== Work request ==
Each line of the data below that holds the word "with" is to be reported in full.
※ ※ ※
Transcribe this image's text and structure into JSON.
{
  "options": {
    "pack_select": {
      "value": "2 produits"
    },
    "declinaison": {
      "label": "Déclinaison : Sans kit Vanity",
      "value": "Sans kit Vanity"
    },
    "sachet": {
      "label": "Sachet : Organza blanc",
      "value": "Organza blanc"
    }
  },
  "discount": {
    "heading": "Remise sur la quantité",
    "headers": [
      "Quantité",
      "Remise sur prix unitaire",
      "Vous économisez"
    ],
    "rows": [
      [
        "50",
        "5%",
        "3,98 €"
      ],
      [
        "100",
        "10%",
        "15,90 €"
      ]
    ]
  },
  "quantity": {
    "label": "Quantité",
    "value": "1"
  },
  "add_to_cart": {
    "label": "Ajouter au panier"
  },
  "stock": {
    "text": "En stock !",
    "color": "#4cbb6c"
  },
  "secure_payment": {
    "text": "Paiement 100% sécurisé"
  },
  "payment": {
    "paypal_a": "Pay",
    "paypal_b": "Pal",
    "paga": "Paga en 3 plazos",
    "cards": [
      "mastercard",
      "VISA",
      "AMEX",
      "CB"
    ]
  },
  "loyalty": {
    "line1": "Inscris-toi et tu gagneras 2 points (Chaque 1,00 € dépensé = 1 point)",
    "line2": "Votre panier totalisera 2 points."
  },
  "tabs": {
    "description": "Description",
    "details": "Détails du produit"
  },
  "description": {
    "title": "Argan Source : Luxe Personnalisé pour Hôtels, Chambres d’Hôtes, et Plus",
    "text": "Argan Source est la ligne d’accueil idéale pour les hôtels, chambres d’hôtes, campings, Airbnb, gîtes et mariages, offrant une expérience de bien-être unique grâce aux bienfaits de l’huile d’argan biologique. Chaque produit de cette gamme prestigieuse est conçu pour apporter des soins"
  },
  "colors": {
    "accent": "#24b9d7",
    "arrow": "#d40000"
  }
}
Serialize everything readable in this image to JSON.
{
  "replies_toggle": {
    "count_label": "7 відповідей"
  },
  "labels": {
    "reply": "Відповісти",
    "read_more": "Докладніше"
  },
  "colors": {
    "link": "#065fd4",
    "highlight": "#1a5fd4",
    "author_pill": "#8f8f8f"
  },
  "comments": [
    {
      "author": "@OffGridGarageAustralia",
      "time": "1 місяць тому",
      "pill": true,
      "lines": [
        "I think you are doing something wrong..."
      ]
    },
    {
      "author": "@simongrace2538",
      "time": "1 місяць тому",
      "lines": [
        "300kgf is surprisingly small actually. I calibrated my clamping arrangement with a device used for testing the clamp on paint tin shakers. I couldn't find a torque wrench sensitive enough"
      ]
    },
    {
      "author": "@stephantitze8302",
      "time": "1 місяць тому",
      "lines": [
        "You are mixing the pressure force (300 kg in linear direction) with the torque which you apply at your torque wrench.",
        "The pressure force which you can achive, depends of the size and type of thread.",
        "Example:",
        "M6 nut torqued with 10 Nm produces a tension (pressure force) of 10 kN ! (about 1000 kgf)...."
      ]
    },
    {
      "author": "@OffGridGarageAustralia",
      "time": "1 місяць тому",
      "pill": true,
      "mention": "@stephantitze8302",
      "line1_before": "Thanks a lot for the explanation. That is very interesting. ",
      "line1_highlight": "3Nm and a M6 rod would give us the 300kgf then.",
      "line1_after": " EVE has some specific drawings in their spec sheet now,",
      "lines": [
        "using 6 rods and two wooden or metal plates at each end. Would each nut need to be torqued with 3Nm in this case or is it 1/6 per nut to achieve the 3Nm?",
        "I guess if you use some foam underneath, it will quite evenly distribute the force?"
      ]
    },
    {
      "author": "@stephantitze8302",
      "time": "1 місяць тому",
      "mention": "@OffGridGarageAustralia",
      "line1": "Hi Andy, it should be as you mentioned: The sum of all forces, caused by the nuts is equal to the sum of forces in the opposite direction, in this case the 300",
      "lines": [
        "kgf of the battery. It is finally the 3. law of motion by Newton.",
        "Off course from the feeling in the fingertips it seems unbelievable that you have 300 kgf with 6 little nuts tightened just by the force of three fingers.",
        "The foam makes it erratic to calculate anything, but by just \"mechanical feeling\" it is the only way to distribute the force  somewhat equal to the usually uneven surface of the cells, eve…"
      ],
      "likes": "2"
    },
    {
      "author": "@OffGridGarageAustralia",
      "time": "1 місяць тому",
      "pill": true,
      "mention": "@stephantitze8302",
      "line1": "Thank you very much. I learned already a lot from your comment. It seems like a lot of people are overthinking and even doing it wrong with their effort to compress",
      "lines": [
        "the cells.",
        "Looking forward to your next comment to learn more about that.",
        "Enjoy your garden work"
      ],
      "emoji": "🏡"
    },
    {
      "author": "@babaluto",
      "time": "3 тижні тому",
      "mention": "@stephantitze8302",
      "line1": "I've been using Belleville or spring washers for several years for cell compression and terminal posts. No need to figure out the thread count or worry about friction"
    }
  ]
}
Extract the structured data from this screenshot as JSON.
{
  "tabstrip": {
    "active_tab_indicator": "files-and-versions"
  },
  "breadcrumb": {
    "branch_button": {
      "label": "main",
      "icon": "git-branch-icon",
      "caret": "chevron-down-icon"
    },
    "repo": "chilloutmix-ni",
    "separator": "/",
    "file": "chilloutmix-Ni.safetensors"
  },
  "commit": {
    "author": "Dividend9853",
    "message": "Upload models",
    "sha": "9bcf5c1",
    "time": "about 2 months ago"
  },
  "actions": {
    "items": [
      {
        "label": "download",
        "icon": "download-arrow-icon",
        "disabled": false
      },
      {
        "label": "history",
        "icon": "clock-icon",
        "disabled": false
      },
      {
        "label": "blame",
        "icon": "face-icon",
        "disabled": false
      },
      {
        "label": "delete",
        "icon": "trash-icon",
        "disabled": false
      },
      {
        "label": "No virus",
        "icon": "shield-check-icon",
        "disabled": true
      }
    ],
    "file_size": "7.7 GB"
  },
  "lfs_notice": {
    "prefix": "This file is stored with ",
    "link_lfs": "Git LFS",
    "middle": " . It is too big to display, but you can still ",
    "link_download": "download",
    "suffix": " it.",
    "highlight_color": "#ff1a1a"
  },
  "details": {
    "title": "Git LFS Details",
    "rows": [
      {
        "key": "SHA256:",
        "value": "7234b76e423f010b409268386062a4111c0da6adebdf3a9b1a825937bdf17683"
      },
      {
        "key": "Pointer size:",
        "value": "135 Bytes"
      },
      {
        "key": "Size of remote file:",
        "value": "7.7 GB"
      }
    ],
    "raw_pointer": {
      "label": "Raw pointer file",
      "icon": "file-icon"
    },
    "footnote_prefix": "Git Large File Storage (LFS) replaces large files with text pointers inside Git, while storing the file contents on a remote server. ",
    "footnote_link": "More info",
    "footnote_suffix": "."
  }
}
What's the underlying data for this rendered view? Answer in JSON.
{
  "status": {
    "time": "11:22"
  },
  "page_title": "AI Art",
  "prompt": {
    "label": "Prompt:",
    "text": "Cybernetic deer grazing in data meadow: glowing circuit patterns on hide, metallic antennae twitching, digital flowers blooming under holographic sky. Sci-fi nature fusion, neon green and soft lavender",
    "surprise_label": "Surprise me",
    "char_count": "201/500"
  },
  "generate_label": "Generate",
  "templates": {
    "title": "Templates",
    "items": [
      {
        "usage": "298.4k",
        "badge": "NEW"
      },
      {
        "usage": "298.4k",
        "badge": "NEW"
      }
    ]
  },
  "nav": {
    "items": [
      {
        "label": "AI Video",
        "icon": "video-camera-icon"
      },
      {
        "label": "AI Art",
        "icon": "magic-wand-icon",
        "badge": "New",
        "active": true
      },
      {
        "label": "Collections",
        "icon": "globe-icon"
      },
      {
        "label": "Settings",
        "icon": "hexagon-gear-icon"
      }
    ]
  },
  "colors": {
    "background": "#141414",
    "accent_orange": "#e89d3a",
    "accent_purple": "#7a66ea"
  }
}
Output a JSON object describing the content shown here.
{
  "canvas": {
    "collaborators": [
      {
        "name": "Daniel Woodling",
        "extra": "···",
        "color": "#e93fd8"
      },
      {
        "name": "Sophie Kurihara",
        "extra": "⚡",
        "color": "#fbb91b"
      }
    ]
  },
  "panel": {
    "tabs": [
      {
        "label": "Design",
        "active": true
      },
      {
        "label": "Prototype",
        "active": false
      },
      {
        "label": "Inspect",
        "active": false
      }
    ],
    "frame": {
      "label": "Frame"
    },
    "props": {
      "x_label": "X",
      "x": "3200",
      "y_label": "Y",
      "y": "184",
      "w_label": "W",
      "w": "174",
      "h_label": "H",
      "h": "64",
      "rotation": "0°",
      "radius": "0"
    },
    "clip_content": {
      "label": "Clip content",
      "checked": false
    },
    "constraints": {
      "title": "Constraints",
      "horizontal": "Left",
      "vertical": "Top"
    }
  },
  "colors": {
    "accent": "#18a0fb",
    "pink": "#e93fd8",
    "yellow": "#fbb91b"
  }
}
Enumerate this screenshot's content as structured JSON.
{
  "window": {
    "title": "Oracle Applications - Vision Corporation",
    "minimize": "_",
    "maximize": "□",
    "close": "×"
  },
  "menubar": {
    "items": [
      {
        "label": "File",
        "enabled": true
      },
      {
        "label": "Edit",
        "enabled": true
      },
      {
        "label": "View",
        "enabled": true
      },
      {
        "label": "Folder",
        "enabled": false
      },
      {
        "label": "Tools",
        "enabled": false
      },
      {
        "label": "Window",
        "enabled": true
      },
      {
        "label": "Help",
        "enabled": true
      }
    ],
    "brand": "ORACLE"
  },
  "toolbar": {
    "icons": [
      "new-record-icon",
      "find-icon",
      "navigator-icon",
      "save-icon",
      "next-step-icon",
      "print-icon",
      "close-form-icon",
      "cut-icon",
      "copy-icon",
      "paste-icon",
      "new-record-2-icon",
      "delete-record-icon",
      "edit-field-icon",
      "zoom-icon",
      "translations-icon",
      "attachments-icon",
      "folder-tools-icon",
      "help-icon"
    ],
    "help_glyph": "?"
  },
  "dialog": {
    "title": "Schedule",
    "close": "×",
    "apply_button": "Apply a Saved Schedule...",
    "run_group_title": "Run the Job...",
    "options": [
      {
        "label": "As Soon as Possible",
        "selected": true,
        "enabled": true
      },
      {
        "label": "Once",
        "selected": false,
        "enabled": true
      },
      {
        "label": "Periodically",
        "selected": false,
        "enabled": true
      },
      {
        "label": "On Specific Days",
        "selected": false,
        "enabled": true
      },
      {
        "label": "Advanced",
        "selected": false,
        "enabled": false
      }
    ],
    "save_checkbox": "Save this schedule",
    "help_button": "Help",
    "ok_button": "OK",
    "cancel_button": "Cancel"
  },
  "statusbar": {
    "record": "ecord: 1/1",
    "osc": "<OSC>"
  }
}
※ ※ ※
== Solution to this exercise ==
        "300kgf is surprisingly small actually. I calibrated my clamping arrangement with a device used for testing the clamp on paint tin shakers. I couldn't find a torque wrench sensitive enough"
        "You are mixing the pressure force (300 kg in linear direction) with the torque which you apply at your torque wrench.",
        "M6 nut torqued with 10 Nm produces a tension (pressure force) of 10 kN ! (about 1000 kgf)...."
        "using 6 rods and two wooden or metal plates at each end. Would each nut need to be torqued with 3Nm in this case or is it 1/6 per nut to achieve the 3Nm?",
        "Off course from the feeling in the fingertips it seems unbelievable that you have 300 kgf with 6 little nuts tightened just by the force of three fingers.",
      "line1": "Thank you very much. I learned already a lot from your comment. It seems like a lot of people are overthinking and even doing it wrong with their effort to compress",
    "prefix": "This file is stored with ",
    "footnote_prefix": "Git Large File Storage (LFS) replaces large files with text pointers inside Git, while storing the file contents on a remote server. ",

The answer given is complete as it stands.